On the Spot: Olivette Otele
We ask leading historians 20 questions on why their research matters, one book everyone should read and their views on the Tudors ...
Those stories of conquest, subjugation and collaboration teach us about human nature: greed, power and our ability to overcome adversity.
What’s the most important lesson history has taught you?
Kindness: we exist because many before us have survived hardship and have chosen to share their space, resources and stories. And humility as a scholar: we very rarely discover anything but reinterpret and add to palimpsests.
Which book has had the greatest influence on you?
Nations nègres et culture by Cheikh Anta Diop.
What book in your field should everyone read?
The Bible, the Quran and the Communist Manisfesto.
Which moment would you most like to go back to?
Now is a good place for me as a scholar and a black woman.
Which historian has had the greatest influence on you?
Elikia M’Bokolo: an outstanding historian, a rigorous researcher, a kind man with a great sense of humour.
What foreign languages do you speak?
European: French and English and a bit of German. I read Spanish and Portuguese. African languages: Ewondo, Eton and Boulou.
What’s the point of counterfactualism?
Which person in history would you most like to have met?
Anna Julia Cooper, an African-American teacher and activist.
What’s the most exciting field in history today?

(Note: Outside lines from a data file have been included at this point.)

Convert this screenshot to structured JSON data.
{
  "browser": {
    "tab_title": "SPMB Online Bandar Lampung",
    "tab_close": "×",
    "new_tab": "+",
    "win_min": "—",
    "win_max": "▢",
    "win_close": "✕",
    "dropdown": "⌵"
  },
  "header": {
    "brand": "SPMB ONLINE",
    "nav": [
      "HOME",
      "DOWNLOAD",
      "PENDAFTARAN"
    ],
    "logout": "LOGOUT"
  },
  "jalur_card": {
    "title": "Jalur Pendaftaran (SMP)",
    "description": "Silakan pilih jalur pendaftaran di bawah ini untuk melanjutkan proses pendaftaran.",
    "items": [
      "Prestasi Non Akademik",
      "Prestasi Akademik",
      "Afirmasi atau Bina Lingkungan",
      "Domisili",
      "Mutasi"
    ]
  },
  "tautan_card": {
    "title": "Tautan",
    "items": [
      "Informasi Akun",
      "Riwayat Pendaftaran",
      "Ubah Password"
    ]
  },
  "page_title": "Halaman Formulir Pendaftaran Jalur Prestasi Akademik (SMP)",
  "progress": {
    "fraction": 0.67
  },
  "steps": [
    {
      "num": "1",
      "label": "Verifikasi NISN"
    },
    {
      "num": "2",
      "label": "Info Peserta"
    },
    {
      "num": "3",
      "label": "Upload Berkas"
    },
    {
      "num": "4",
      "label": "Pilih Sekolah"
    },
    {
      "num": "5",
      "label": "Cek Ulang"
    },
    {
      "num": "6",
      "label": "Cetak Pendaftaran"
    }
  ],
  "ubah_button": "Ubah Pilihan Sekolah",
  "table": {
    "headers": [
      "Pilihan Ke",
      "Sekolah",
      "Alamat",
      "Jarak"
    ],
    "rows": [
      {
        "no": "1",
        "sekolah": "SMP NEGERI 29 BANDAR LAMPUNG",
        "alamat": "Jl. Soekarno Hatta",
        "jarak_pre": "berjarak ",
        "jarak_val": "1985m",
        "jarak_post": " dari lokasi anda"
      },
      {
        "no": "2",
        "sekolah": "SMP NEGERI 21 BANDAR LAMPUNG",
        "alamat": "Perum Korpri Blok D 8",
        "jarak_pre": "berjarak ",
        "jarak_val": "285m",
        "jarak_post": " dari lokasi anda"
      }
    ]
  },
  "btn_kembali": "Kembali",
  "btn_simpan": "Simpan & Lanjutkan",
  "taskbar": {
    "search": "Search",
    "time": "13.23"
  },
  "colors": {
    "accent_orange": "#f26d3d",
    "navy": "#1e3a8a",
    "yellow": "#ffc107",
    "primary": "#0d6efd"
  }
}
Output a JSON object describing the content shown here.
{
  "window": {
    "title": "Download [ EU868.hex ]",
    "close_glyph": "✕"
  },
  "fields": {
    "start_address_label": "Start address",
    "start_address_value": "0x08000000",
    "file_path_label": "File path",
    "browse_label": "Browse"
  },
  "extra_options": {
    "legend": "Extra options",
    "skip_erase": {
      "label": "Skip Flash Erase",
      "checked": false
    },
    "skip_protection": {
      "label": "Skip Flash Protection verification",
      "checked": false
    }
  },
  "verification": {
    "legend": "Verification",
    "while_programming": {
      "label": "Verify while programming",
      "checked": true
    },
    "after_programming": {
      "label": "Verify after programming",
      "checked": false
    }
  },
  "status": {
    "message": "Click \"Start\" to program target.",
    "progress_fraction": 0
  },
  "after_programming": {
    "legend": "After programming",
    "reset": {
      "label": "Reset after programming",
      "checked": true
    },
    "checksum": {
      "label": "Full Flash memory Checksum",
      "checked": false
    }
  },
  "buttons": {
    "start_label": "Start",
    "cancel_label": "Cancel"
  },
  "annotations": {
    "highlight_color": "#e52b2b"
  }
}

What historical topic have you changed your mind on?
Which genre of history do you like least?
Is there a major historical text you have not read?
There are many of them. I buy history books all the time but I do not always have time to read them.

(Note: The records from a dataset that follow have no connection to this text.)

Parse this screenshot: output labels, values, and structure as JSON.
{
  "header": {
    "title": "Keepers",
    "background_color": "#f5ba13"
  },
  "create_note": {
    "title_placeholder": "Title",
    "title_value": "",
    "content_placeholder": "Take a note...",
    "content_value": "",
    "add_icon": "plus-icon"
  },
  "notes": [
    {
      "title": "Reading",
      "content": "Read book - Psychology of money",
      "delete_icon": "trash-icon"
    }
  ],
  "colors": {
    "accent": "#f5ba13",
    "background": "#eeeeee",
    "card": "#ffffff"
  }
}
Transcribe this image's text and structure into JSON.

What’s your favourite archive?
Archives Nationales d’Outre-Mer (France) and National Archives (UK).
What’s the best museum?

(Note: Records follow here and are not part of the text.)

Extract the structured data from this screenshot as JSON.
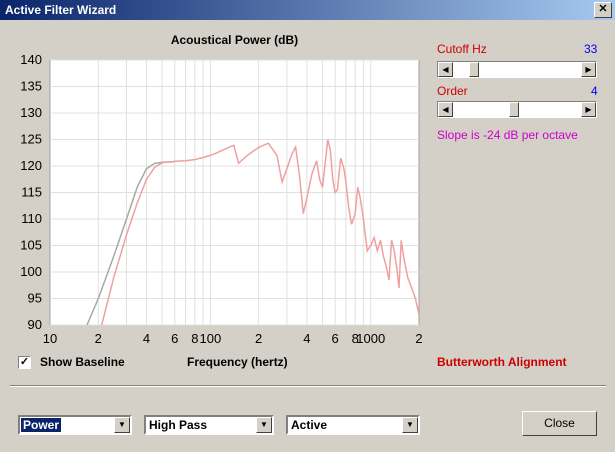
{
  "window": {
    "title": "Active Filter Wizard",
    "close_glyph": "✕"
  },
  "controls": {
    "cutoff_label": "Cutoff  Hz",
    "cutoff_value": "33",
    "cutoff_fraction": 0.13,
    "order_label": "Order",
    "order_value": "4",
    "order_fraction": 0.47,
    "slope_text": "Slope is -24 dB per octave",
    "show_baseline_label": "Show Baseline",
    "show_baseline_checked": true,
    "check_glyph": "✓",
    "alignment_text": "Butterworth Alignment",
    "arrow_left": "◀",
    "arrow_right": "▶",
    "arrow_down": "▼"
  },
  "bottom": {
    "dropdown1": "Power",
    "dropdown2": "High Pass",
    "dropdown3": "Active",
    "close_label": "Close"
  },
  "chart_data": {
    "type": "line",
    "title": "Acoustical Power (dB)",
    "xlabel": "Frequency (hertz)",
    "ylabel": "",
    "xscale": "log",
    "xlim": [
      10,
      2000
    ],
    "ylim": [
      90,
      140
    ],
    "yticks": [
      90,
      95,
      100,
      105,
      110,
      115,
      120,
      125,
      130,
      135,
      140
    ],
    "xticks": [
      {
        "v": 10,
        "l": "10"
      },
      {
        "v": 20,
        "l": "2"
      },
      {
        "v": 40,
        "l": "4"
      },
      {
        "v": 60,
        "l": "6"
      },
      {
        "v": 80,
        "l": "8"
      },
      {
        "v": 100,
        "l": "100"
      },
      {
        "v": 200,
        "l": "2"
      },
      {
        "v": 400,
        "l": "4"
      },
      {
        "v": 600,
        "l": "6"
      },
      {
        "v": 800,
        "l": "8"
      },
      {
        "v": 1000,
        "l": "1000"
      },
      {
        "v": 2000,
        "l": "2"
      }
    ],
    "grid": true,
    "series": [
      {
        "color": "#a8a8a8",
        "x": [
          17,
          20,
          25,
          30,
          35,
          40,
          45,
          50,
          60
        ],
        "y": [
          90,
          95,
          103,
          110,
          116,
          119.5,
          120.5,
          120.7,
          120.8
        ]
      },
      {
        "color": "#f0a0a0",
        "x": [
          21,
          25,
          30,
          35,
          40,
          45,
          50,
          60,
          70,
          80,
          90,
          100,
          110,
          120,
          130,
          140,
          150,
          170,
          200,
          230,
          260,
          280,
          300,
          320,
          340,
          360,
          380,
          400,
          430,
          460,
          480,
          500,
          520,
          540,
          560,
          580,
          600,
          620,
          650,
          680,
          700,
          730,
          760,
          800,
          830,
          860,
          900,
          950,
          1000,
          1050,
          1100,
          1150,
          1200,
          1250,
          1300,
          1350,
          1400,
          1450,
          1500,
          1550,
          1600,
          1700,
          1800,
          1900,
          2000
        ],
        "y": [
          90,
          99,
          107,
          113,
          117.5,
          119.8,
          120.6,
          120.9,
          121,
          121.2,
          121.6,
          122,
          122.5,
          123,
          123.5,
          123.9,
          120.5,
          122,
          123.5,
          124.3,
          122,
          117,
          119.5,
          122,
          123.6,
          118,
          111,
          114,
          118.5,
          121,
          117.5,
          116,
          120.5,
          125,
          123,
          117.5,
          115,
          115.5,
          121.5,
          119.5,
          117,
          112,
          109,
          111,
          116,
          114,
          110,
          104,
          105,
          106.5,
          104,
          106,
          103,
          101,
          98.5,
          106,
          104,
          101,
          97,
          106,
          103,
          99,
          97,
          95,
          92
        ]
      }
    ]
  }
}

I have five favourites: the Benedictine Museum of Mont-Febe (Yaoundé), V&A (London), Espace Dalí and Petit Palais (both in Paris), MUCEM (Marseille).
Tudors or Stuarts?
Tudors and Oyo Empire.
Normans or Anglo-Saxons?
Rome or Athens?
Cromwell or Charles I?
I would rather choose Owain Glyndŵr.
Braudel or Gibbon?
Olivette Otele is Reader in History at Bath Spa University, researching transnational history and the link between history, collective memory and geopolitics in relation to British and French colonial pasts. Her book, Afro-Europeans: a Short History, is forthcoming from Hurst.